(Data records for software interfaces)
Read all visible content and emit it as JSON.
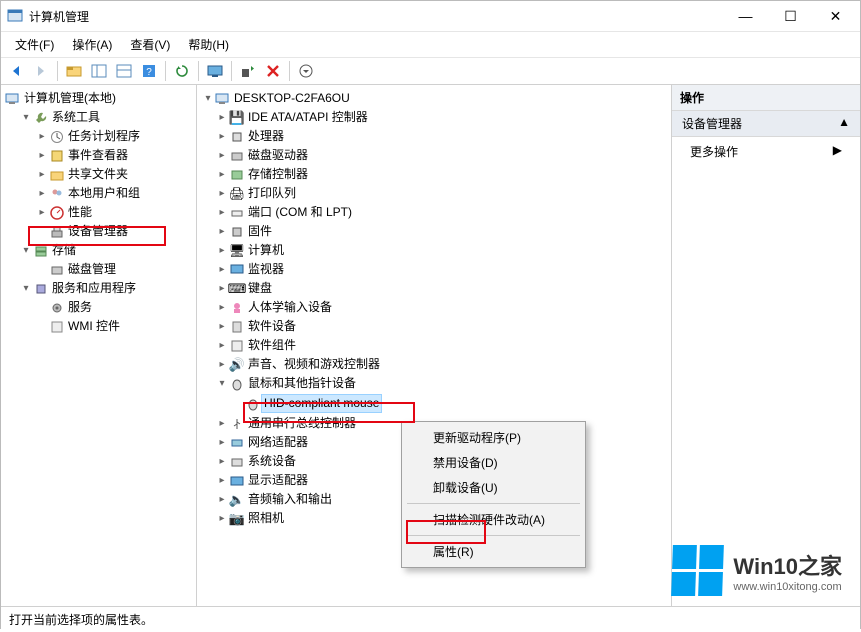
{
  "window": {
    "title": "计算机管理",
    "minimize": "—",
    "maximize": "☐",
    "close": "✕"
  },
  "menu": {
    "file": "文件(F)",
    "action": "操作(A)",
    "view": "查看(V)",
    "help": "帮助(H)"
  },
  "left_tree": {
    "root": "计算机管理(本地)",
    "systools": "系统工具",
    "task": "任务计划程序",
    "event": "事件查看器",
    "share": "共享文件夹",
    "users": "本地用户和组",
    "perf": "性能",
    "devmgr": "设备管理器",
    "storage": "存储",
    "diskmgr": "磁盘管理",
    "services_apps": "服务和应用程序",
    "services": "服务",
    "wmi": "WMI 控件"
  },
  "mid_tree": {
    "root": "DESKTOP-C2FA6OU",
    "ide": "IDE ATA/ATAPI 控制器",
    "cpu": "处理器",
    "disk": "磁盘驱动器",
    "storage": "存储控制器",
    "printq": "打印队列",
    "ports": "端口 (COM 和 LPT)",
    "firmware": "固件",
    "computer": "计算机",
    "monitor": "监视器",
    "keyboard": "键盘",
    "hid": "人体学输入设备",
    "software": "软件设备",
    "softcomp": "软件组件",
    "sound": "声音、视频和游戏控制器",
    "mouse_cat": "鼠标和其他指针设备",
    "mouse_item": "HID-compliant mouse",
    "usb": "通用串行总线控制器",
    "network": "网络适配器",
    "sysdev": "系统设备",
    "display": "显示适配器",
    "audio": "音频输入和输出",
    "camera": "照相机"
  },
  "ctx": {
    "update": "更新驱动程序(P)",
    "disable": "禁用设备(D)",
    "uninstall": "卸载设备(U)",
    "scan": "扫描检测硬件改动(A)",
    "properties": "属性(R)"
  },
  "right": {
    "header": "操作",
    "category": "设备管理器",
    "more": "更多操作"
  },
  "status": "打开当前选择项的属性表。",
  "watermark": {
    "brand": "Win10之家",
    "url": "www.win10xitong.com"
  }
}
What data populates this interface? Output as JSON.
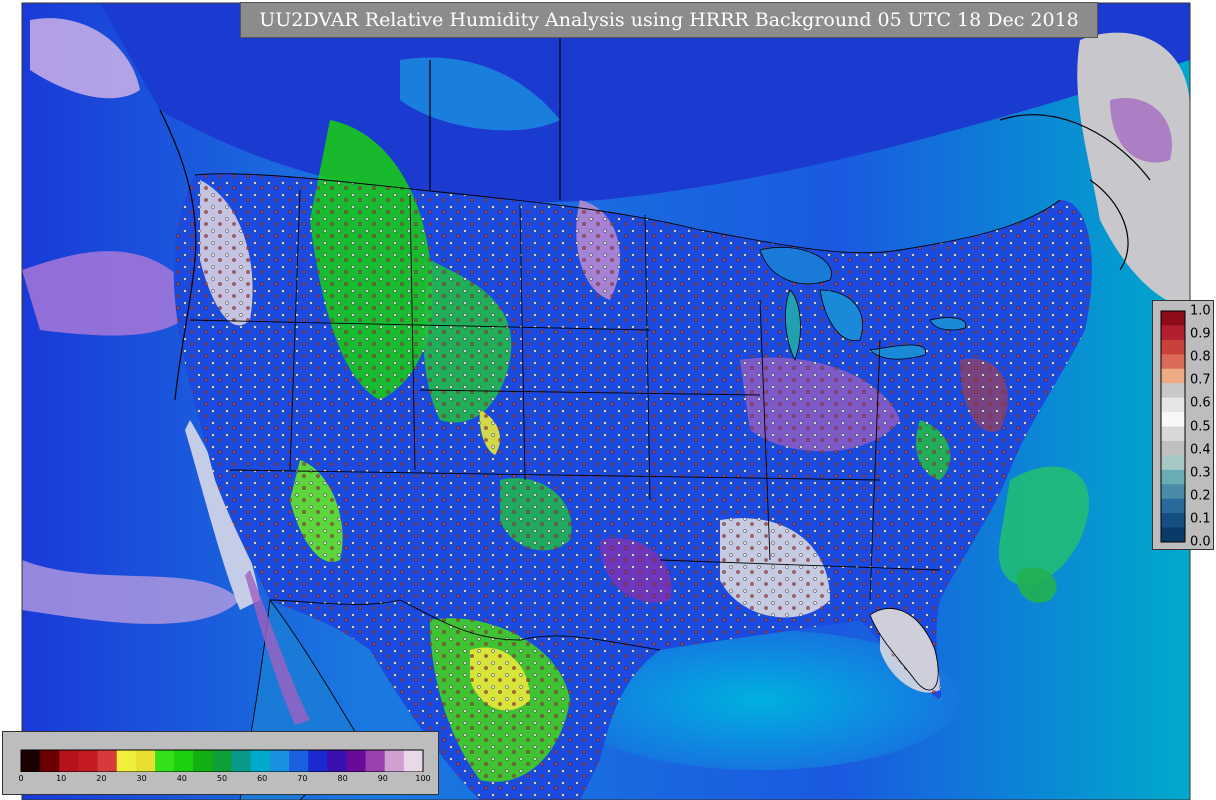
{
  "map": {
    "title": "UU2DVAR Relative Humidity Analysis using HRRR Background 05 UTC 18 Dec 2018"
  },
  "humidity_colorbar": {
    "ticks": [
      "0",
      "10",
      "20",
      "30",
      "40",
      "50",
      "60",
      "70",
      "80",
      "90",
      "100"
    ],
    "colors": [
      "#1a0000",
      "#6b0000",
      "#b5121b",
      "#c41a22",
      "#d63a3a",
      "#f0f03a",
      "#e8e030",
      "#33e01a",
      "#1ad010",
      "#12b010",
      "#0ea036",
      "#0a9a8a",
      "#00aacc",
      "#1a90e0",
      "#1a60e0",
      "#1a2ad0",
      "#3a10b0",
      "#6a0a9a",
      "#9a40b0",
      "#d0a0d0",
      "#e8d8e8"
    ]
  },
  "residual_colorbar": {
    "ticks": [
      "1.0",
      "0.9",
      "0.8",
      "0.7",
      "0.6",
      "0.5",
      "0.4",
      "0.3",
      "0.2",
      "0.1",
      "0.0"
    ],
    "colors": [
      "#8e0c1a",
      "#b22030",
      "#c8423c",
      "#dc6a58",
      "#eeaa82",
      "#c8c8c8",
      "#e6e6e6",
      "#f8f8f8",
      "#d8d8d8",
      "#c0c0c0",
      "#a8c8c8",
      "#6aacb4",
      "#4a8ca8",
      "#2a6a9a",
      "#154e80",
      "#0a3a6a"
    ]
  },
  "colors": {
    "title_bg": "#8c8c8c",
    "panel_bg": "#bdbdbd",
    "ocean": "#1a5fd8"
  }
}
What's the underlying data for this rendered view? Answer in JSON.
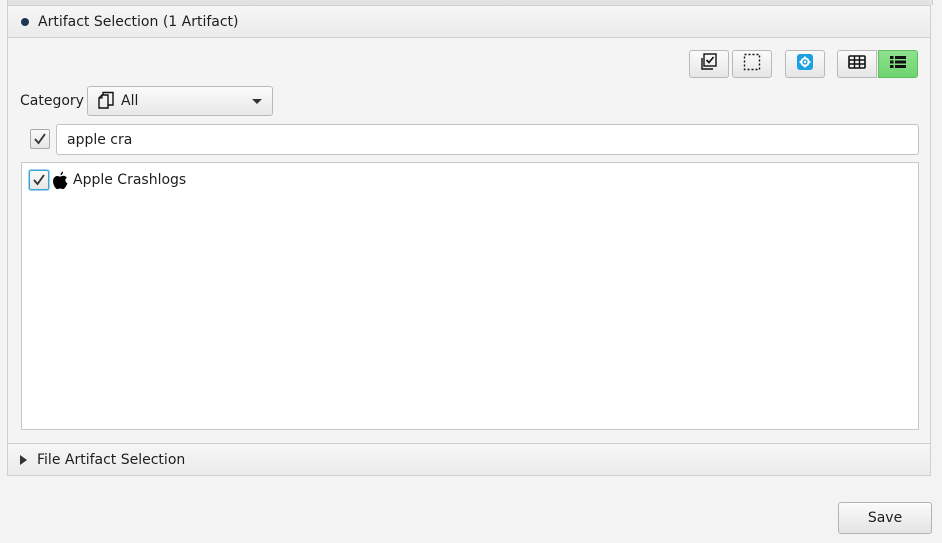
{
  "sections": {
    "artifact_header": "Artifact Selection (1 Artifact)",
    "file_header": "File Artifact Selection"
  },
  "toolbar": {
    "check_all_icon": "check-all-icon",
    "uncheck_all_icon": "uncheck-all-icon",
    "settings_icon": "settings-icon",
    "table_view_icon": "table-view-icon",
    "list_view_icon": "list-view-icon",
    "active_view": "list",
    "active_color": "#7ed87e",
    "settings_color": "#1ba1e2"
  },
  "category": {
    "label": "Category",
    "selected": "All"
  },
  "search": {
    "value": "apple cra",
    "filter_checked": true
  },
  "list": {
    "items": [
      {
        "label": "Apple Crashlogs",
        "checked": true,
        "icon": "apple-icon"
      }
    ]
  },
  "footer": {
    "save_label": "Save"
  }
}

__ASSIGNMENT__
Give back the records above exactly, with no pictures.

__EXERCISE OUTPUT__
Read all visible content and emit it as JSON.
{
  "window": {
    "title": "计算机管理",
    "minimize": "—",
    "maximize": "☐",
    "close": "✕"
  },
  "menu": {
    "file": "文件(F)",
    "action": "操作(A)",
    "view": "查看(V)",
    "help": "帮助(H)"
  },
  "left_tree": {
    "root": "计算机管理(本地)",
    "systools": "系统工具",
    "task": "任务计划程序",
    "event": "事件查看器",
    "share": "共享文件夹",
    "users": "本地用户和组",
    "perf": "性能",
    "devmgr": "设备管理器",
    "storage": "存储",
    "diskmgr": "磁盘管理",
    "services_apps": "服务和应用程序",
    "services": "服务",
    "wmi": "WMI 控件"
  },
  "mid_tree": {
    "root": "DESKTOP-C2FA6OU",
    "ide": "IDE ATA/ATAPI 控制器",
    "cpu": "处理器",
    "disk": "磁盘驱动器",
    "storage": "存储控制器",
    "printq": "打印队列",
    "ports": "端口 (COM 和 LPT)",
    "firmware": "固件",
    "computer": "计算机",
    "monitor": "监视器",
    "keyboard": "键盘",
    "hid": "人体学输入设备",
    "software": "软件设备",
    "softcomp": "软件组件",
    "sound": "声音、视频和游戏控制器",
    "mouse_cat": "鼠标和其他指针设备",
    "mouse_item": "HID-compliant mouse",
    "usb": "通用串行总线控制器",
    "network": "网络适配器",
    "sysdev": "系统设备",
    "display": "显示适配器",
    "audio": "音频输入和输出",
    "camera": "照相机"
  },
  "ctx": {
    "update": "更新驱动程序(P)",
    "disable": "禁用设备(D)",
    "uninstall": "卸载设备(U)",
    "scan": "扫描检测硬件改动(A)",
    "properties": "属性(R)"
  },
  "right": {
    "header": "操作",
    "category": "设备管理器",
    "more": "更多操作"
  },
  "status": "打开当前选择项的属性表。",
  "watermark": {
    "brand": "Win10之家",
    "url": "www.win10xitong.com"
  }
}
What data populates this interface? Output as JSON.
{
  "map": {
    "title": "UU2DVAR Relative Humidity Analysis using HRRR Background 05 UTC 18 Dec 2018"
  },
  "humidity_colorbar": {
    "ticks": [
      "0",
      "10",
      "20",
      "30",
      "40",
      "50",
      "60",
      "70",
      "80",
      "90",
      "100"
    ],
    "colors": [
      "#1a0000",
      "#6b0000",
      "#b5121b",
      "#c41a22",
      "#d63a3a",
      "#f0f03a",
      "#e8e030",
      "#33e01a",
      "#1ad010",
      "#12b010",
      "#0ea036",
      "#0a9a8a",
      "#00aacc",
      "#1a90e0",
      "#1a60e0",
      "#1a2ad0",
      "#3a10b0",
      "#6a0a9a",
      "#9a40b0",
      "#d0a0d0",
      "#e8d8e8"
    ]
  },
  "residual_colorbar": {
    "ticks": [
      "1.0",
      "0.9",
      "0.8",
      "0.7",
      "0.6",
      "0.5",
      "0.4",
      "0.3",
      "0.2",
      "0.1",
      "0.0"
    ],
    "colors": [
      "#8e0c1a",
      "#b22030",
      "#c8423c",
      "#dc6a58",
      "#eeaa82",
      "#c8c8c8",
      "#e6e6e6",
      "#f8f8f8",
      "#d8d8d8",
      "#c0c0c0",
      "#a8c8c8",
      "#6aacb4",
      "#4a8ca8",
      "#2a6a9a",
      "#154e80",
      "#0a3a6a"
    ]
  },
  "colors": {
    "title_bg": "#8c8c8c",
    "panel_bg": "#bdbdbd",
    "ocean": "#1a5fd8"
  }
}
What's the underlying data for this rendered view? Answer in JSON.
{
  "sections": {
    "artifact_header": "Artifact Selection (1 Artifact)",
    "file_header": "File Artifact Selection"
  },
  "toolbar": {
    "check_all_icon": "check-all-icon",
    "uncheck_all_icon": "uncheck-all-icon",
    "settings_icon": "settings-icon",
    "table_view_icon": "table-view-icon",
    "list_view_icon": "list-view-icon",
    "active_view": "list",
    "active_color": "#7ed87e",
    "settings_color": "#1ba1e2"
  },
  "category": {
    "label": "Category",
    "selected": "All"
  },
  "search": {
    "value": "apple cra",
    "filter_checked": true
  },
  "list": {
    "items": [
      {
        "label": "Apple Crashlogs",
        "checked": true,
        "icon": "apple-icon"
      }
    ]
  },
  "footer": {
    "save_label": "Save"
  }
}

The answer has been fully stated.